*** Information supplied ***

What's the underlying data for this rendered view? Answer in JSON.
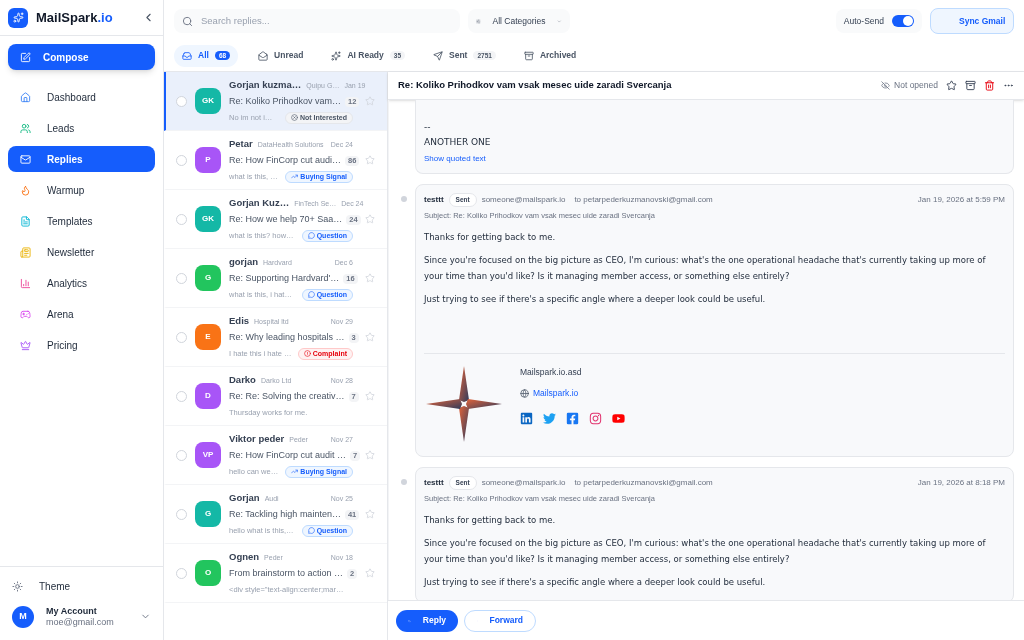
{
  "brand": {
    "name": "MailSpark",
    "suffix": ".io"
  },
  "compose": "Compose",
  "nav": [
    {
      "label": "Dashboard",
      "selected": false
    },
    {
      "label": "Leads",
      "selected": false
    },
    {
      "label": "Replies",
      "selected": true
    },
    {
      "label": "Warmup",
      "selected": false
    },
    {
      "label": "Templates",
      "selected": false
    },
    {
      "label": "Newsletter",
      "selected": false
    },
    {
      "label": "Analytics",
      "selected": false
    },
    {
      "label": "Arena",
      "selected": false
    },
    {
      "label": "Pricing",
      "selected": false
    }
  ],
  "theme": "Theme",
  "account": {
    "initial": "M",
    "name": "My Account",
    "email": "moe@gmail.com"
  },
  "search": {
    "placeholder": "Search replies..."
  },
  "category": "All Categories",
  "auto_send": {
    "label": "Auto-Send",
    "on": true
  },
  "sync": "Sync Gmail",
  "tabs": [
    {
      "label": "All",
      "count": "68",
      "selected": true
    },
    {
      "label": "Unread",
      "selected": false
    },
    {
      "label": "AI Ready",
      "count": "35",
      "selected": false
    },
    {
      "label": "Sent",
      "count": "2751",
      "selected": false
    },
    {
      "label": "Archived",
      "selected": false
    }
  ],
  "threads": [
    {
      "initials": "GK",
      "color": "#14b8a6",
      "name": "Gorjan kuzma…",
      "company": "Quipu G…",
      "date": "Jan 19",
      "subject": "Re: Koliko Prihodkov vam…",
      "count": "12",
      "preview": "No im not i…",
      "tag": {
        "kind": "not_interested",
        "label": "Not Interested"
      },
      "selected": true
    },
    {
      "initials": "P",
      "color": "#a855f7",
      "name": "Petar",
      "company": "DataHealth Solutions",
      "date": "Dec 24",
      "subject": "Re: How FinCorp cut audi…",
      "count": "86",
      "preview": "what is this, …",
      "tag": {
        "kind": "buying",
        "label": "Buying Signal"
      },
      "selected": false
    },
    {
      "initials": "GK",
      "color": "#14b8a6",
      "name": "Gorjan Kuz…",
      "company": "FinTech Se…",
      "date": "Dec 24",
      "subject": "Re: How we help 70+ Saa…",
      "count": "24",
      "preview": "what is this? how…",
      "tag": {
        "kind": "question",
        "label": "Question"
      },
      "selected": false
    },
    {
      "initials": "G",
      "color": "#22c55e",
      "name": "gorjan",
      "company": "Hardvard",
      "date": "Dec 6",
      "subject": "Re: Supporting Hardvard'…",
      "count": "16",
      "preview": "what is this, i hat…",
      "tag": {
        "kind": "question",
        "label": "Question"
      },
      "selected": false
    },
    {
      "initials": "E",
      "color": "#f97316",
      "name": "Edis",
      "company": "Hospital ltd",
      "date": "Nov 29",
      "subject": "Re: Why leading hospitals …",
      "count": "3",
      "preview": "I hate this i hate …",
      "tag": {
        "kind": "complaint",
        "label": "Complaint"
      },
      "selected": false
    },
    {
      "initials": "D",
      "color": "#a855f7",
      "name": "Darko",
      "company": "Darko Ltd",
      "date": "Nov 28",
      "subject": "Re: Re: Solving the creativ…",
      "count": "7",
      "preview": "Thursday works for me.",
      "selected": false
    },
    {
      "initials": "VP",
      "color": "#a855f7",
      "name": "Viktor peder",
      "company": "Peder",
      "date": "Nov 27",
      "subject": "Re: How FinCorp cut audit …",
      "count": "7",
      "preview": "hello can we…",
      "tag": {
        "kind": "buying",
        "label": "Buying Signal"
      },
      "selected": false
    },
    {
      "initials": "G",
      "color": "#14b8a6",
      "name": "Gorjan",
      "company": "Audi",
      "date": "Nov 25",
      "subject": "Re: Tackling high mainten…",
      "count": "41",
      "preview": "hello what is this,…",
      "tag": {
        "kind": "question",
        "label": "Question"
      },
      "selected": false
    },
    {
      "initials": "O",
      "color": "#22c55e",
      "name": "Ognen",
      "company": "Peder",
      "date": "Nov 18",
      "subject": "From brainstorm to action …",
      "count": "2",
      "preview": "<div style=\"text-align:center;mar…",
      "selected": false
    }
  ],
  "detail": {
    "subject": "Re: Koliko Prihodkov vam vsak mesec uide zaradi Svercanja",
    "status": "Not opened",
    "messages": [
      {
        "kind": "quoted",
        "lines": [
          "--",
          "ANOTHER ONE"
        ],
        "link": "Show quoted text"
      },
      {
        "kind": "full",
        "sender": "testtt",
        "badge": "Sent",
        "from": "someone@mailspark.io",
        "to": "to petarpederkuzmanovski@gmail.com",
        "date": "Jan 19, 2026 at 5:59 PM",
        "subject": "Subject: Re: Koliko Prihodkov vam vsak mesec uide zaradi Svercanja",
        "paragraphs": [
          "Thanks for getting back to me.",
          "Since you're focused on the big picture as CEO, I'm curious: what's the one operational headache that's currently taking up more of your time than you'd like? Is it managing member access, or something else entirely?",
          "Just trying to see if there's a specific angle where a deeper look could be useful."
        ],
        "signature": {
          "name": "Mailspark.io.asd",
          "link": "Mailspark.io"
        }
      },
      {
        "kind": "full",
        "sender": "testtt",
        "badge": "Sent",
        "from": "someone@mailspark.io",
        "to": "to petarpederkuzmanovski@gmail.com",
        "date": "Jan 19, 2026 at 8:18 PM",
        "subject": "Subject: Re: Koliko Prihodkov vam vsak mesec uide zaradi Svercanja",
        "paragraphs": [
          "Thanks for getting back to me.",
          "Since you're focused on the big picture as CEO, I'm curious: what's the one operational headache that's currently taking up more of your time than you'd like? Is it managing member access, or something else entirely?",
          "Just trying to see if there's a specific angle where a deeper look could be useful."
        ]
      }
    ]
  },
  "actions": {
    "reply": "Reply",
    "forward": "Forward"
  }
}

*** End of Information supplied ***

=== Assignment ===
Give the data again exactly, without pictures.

=== Exercise result ===
What's the underlying data for this rendered view? Answer in JSON.
{
  "brand": {
    "name": "MailSpark",
    "suffix": ".io"
  },
  "compose": "Compose",
  "nav": [
    {
      "label": "Dashboard",
      "selected": false
    },
    {
      "label": "Leads",
      "selected": false
    },
    {
      "label": "Replies",
      "selected": true
    },
    {
      "label": "Warmup",
      "selected": false
    },
    {
      "label": "Templates",
      "selected": false
    },
    {
      "label": "Newsletter",
      "selected": false
    },
    {
      "label": "Analytics",
      "selected": false
    },
    {
      "label": "Arena",
      "selected": false
    },
    {
      "label": "Pricing",
      "selected": false
    }
  ],
  "theme": "Theme",
  "account": {
    "initial": "M",
    "name": "My Account",
    "email": "moe@gmail.com"
  },
  "search": {
    "placeholder": "Search replies..."
  },
  "category": "All Categories",
  "auto_send": {
    "label": "Auto-Send",
    "on": true
  },
  "sync": "Sync Gmail",
  "tabs": [
    {
      "label": "All",
      "count": "68",
      "selected": true
    },
    {
      "label": "Unread",
      "selected": false
    },
    {
      "label": "AI Ready",
      "count": "35",
      "selected": false
    },
    {
      "label": "Sent",
      "count": "2751",
      "selected": false
    },
    {
      "label": "Archived",
      "selected": false
    }
  ],
  "threads": [
    {
      "initials": "GK",
      "color": "#14b8a6",
      "name": "Gorjan kuzma…",
      "company": "Quipu G…",
      "date": "Jan 19",
      "subject": "Re: Koliko Prihodkov vam…",
      "count": "12",
      "preview": "No im not i…",
      "tag": {
        "kind": "not_interested",
        "label": "Not Interested"
      },
      "selected": true
    },
    {
      "initials": "P",
      "color": "#a855f7",
      "name": "Petar",
      "company": "DataHealth Solutions",
      "date": "Dec 24",
      "subject": "Re: How FinCorp cut audi…",
      "count": "86",
      "preview": "what is this, …",
      "tag": {
        "kind": "buying",
        "label": "Buying Signal"
      },
      "selected": false
    },
    {
      "initials": "GK",
      "color": "#14b8a6",
      "name": "Gorjan Kuz…",
      "company": "FinTech Se…",
      "date": "Dec 24",
      "subject": "Re: How we help 70+ Saa…",
      "count": "24",
      "preview": "what is this? how…",
      "tag": {
        "kind": "question",
        "label": "Question"
      },
      "selected": false
    },
    {
      "initials": "G",
      "color": "#22c55e",
      "name": "gorjan",
      "company": "Hardvard",
      "date": "Dec 6",
      "subject": "Re: Supporting Hardvard'…",
      "count": "16",
      "preview": "what is this, i hat…",
      "tag": {
        "kind": "question",
        "label": "Question"
      },
      "selected": false
    },
    {
      "initials": "E",
      "color": "#f97316",
      "name": "Edis",
      "company": "Hospital ltd",
      "date": "Nov 29",
      "subject": "Re: Why leading hospitals …",
      "count": "3",
      "preview": "I hate this i hate …",
      "tag": {
        "kind": "complaint",
        "label": "Complaint"
      },
      "selected": false
    },
    {
      "initials": "D",
      "color": "#a855f7",
      "name": "Darko",
      "company": "Darko Ltd",
      "date": "Nov 28",
      "subject": "Re: Re: Solving the creativ…",
      "count": "7",
      "preview": "Thursday works for me.",
      "selected": false
    },
    {
      "initials": "VP",
      "color": "#a855f7",
      "name": "Viktor peder",
      "company": "Peder",
      "date": "Nov 27",
      "subject": "Re: How FinCorp cut audit …",
      "count": "7",
      "preview": "hello can we…",
      "tag": {
        "kind": "buying",
        "label": "Buying Signal"
      },
      "selected": false
    },
    {
      "initials": "G",
      "color": "#14b8a6",
      "name": "Gorjan",
      "company": "Audi",
      "date": "Nov 25",
      "subject": "Re: Tackling high mainten…",
      "count": "41",
      "preview": "hello what is this,…",
      "tag": {
        "kind": "question",
        "label": "Question"
      },
      "selected": false
    },
    {
      "initials": "O",
      "color": "#22c55e",
      "name": "Ognen",
      "company": "Peder",
      "date": "Nov 18",
      "subject": "From brainstorm to action …",
      "count": "2",
      "preview": "<div style=\"text-align:center;mar…",
      "selected": false
    }
  ],
  "detail": {
    "subject": "Re: Koliko Prihodkov vam vsak mesec uide zaradi Svercanja",
    "status": "Not opened",
    "messages": [
      {
        "kind": "quoted",
        "lines": [
          "--",
          "ANOTHER ONE"
        ],
        "link": "Show quoted text"
      },
      {
        "kind": "full",
        "sender": "testtt",
        "badge": "Sent",
        "from": "someone@mailspark.io",
        "to": "to petarpederkuzmanovski@gmail.com",
        "date": "Jan 19, 2026 at 5:59 PM",
        "subject": "Subject: Re: Koliko Prihodkov vam vsak mesec uide zaradi Svercanja",
        "paragraphs": [
          "Thanks for getting back to me.",
          "Since you're focused on the big picture as CEO, I'm curious: what's the one operational headache that's currently taking up more of your time than you'd like? Is it managing member access, or something else entirely?",
          "Just trying to see if there's a specific angle where a deeper look could be useful."
        ],
        "signature": {
          "name": "Mailspark.io.asd",
          "link": "Mailspark.io"
        }
      },
      {
        "kind": "full",
        "sender": "testtt",
        "badge": "Sent",
        "from": "someone@mailspark.io",
        "to": "to petarpederkuzmanovski@gmail.com",
        "date": "Jan 19, 2026 at 8:18 PM",
        "subject": "Subject: Re: Koliko Prihodkov vam vsak mesec uide zaradi Svercanja",
        "paragraphs": [
          "Thanks for getting back to me.",
          "Since you're focused on the big picture as CEO, I'm curious: what's the one operational headache that's currently taking up more of your time than you'd like? Is it managing member access, or something else entirely?",
          "Just trying to see if there's a specific angle where a deeper look could be useful."
        ]
      }
    ]
  },
  "actions": {
    "reply": "Reply",
    "forward": "Forward"
  }
}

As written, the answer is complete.